## YOUR OBJECTIVE
Return the full listing exactly as it is written.

===== AVAILABLE DATA =====

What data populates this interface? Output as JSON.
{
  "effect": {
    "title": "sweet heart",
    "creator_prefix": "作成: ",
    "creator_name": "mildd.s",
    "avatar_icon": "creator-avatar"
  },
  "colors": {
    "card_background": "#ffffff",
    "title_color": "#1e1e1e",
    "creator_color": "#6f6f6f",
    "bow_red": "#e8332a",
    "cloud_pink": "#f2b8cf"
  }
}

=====

## WORKED SOLUTION
What data populates this interface? Output as JSON.
{
  "effect": {
    "title": "sweet heart",
    "creator_prefix": "作成: ",
    "creator_name": "mildd.s",
    "avatar_icon": "creator-avatar"
  },
  "colors": {
    "card_background": "#ffffff",
    "title_color": "#1e1e1e",
    "creator_color": "#6f6f6f",
    "bow_red": "#e8332a",
    "cloud_pink": "#f2b8cf"
  }
}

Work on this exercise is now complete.